Metallic oxides are insoluble in water but alkali metal oxides are dissove in water to form corresponding hydroxides. For example, sodium hydroxide and potassium hydroxide dissove in water to form sodium hydroxide and potassium hydroxide respectively.

Na2O (s) + H2O (l) → 2 NaOH (l)
K2O (s) + H2O (l) → 2 KOH (l)

Reactions of Metal with Water

Generally, a metal reacts with water to form a metal oxide and hydrogen gas. The metal oxides which are soluble in water further react with water to form metal hydroxide.

Metal + Water → Metal oxide + Hydrogen gas

Metal oxide + Water → Metal hydroxide

Reaction with Highly Reactive Metals

The metallic elements potassium and sodium react violently with cold water. In the case of sodium and potassium, the reaction is extremely violent and exothermic.

2 K + 2 H2O → 2 KOH + H2 + Heat
2 Na + 2 H2O → 2 NaOH + H2 + Heat

The heat evolved is sufficient for hydrogen to catch fire. Therefore, Na and K are kept in kerosene instead of water.

The reaction of alkaline earth metal calcium with water is less violent. The heat that evolved in this reaction is not sufficient for hydrogen to catch fire.

Ca + 2 H2O → Ca(OH)2 + H2

Calcium floats over water because the bubbles of hydrogen gas stick to the surface of the metal.

Reaction with Moderately Reactive Metals

Metallic elements such as aluminum, iron, and zinc do not react either with cold or hot water. They react with the stream and form a metal oxide and hydrogen gas.

2 Al + 3 H2O → Al2O3 + 3 H2
3 Fe + 4 H2O → Fe3O4 + 4 H2

Reaction with Non-reactive Metals

Lead, copper, silver, and gold do not react with water at all. Therefore, the reactivity order of metallic elements toward water is:

K > Na > Ca > Mg > Al > Fe > Pb > Cu > Ag > Au

Reactions with Acids

Except few less reactive metals, all react with dilute sulfuric acid and hydrochloric acid to produce salt and hydrogen gas.

Metal + Dilute acid → Salt + Hydrogen

Therefore, zinc reacts with dilute hydrochloric acid (HCl) to form zinc chloride (ZnCl2) and hydrogen gas

Zn + 2 HCl → ZnCl2 + H2

Due to the strong oxidizing nature of nitric acid, hydrogen gas does not evolve during the reaction of a metal with HNO3. Only magnesium and manganese react with very dilute nitric acid to evolve hydrogen gas.

Metal (Mg/Mn) → Salt + H2

Displacement Reaction of Metals

Reactive metals can displace a comparatively less reactive metal from its compounds in aqueous solution or molten form. The general chemical equation is:

Metal A + Salt of B → Salt of A + Metal B

Cu + 2 AgNO3 → Cu (NO3)2 + 2 Ag

The above type of metallic reaction is called the displacement reaction.

Uses of Metals

Metals are present in nearly all forms of modern life due to their strength, durability, and availability. Iron may be the most common heavy metal used widely in our daily life. Aluminum is the next most commonly light metal used also in many parts of life.

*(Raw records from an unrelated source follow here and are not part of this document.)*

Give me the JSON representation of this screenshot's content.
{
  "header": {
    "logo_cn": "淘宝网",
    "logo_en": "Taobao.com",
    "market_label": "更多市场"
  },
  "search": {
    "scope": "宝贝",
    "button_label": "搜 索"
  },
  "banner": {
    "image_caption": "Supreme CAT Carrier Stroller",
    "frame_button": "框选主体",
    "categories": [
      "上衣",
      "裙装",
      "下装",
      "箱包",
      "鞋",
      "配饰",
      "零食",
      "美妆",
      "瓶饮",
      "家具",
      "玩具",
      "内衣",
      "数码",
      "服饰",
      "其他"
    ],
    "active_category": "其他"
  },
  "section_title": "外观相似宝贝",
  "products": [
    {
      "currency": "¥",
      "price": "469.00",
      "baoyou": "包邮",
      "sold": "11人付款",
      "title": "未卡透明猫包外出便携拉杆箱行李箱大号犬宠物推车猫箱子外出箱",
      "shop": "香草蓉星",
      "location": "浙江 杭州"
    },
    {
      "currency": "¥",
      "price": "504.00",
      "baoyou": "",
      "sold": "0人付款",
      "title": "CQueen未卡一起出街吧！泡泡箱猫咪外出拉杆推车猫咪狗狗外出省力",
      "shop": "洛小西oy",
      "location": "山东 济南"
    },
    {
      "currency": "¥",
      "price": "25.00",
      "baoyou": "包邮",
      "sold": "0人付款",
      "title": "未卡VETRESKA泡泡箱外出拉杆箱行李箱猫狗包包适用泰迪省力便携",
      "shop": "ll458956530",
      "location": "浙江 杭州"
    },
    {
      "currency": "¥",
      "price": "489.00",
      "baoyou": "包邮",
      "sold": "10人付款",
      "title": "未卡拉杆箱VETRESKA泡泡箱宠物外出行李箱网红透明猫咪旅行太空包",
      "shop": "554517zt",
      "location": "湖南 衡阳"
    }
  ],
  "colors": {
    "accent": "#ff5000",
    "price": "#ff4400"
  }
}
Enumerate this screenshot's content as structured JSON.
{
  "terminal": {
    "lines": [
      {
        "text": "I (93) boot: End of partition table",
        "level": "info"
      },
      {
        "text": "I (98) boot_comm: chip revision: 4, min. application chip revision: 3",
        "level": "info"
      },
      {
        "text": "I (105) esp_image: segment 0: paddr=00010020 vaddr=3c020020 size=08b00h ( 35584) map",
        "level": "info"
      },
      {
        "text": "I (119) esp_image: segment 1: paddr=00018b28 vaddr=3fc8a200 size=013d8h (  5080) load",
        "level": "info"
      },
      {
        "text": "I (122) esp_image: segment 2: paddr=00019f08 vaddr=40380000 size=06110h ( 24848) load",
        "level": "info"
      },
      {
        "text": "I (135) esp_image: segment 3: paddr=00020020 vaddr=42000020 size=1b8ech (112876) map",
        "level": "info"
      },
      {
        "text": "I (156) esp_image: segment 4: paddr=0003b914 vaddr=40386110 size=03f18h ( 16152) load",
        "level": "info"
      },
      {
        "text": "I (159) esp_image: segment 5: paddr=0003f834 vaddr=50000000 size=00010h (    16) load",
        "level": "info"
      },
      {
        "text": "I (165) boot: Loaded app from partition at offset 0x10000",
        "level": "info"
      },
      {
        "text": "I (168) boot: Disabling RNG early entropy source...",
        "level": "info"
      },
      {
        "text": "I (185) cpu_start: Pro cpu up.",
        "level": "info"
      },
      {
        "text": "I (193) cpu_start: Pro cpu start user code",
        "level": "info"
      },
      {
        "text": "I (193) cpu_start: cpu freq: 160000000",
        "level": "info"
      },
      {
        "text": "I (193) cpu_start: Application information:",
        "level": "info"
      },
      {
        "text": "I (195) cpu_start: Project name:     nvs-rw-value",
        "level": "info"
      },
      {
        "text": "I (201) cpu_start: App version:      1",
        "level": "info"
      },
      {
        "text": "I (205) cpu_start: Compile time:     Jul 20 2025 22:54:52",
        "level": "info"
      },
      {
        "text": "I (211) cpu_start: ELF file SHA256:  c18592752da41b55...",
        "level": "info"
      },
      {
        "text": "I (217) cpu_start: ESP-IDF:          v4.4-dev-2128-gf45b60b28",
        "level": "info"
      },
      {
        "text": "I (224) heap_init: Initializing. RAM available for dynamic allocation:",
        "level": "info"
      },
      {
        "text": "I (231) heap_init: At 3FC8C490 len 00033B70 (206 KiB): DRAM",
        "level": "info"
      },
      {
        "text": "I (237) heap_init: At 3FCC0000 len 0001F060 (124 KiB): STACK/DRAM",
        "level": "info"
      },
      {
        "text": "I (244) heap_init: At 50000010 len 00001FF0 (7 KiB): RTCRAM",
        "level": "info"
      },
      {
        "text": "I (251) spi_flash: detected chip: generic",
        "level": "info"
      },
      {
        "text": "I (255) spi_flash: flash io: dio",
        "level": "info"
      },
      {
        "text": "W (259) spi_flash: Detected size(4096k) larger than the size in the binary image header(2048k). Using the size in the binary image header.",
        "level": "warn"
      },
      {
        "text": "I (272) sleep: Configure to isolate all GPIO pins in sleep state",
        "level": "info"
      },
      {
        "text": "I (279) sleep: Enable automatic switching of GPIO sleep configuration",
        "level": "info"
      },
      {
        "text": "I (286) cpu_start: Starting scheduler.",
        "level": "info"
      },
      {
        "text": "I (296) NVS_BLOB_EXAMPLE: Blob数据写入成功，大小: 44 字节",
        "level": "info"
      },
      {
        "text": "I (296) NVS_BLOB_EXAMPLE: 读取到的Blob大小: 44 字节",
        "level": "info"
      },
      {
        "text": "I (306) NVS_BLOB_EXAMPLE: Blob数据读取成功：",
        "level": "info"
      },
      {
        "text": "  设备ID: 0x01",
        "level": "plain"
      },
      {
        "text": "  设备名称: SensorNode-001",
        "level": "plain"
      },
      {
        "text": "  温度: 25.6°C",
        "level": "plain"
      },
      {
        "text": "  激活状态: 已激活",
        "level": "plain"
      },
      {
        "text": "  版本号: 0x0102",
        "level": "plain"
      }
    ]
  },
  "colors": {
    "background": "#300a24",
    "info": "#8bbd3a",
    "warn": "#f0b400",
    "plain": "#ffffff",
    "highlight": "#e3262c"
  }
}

One or more of the essential and trace metals (iron, cobalt, nickel, copper, and zinc) are essential for all higher forms of life. For example, iron is an essential component of hemoglobin and cobalt is an essential component of vitamin B12 (Cobalamin).

The common and most popular uses of metals are included below:

  • Construction industry
  • Electronics
  • Biology and biochemistry
  • Machinery, refractory, and automobiles
  • Decorative products and jewellery
  • Other uses of metals

Frequently Asked Questions

What are metals in chemistry?

Metals in chemistry are substances that have high electrical conductance, luster, and malleability, which readily lose their valence electrons to form positive ions (cations).

Which element is the most metallic?

The most metallic element found in the periodic table is francium. However, francium is a man-made chemical element. However, francium is a man-made element and most isotopes of francium are radioactive they almost instantly decay to form another element. Therefore, the natural element which shows the highest metallic character is caesium.

How many elements on the periodic table are metals?

93 out of 118 elements in the modern periodic table are metals and the remaining 18 are nonmetals and 7 are metalloids. All the metallic elements present in the periodic tables are classified into the following six types:

  • Alkali metals
  • Alkaline earth metals
  • Transition metals
  • Basic metals
  • Lanthanides (rare earth elements)
  • Actinides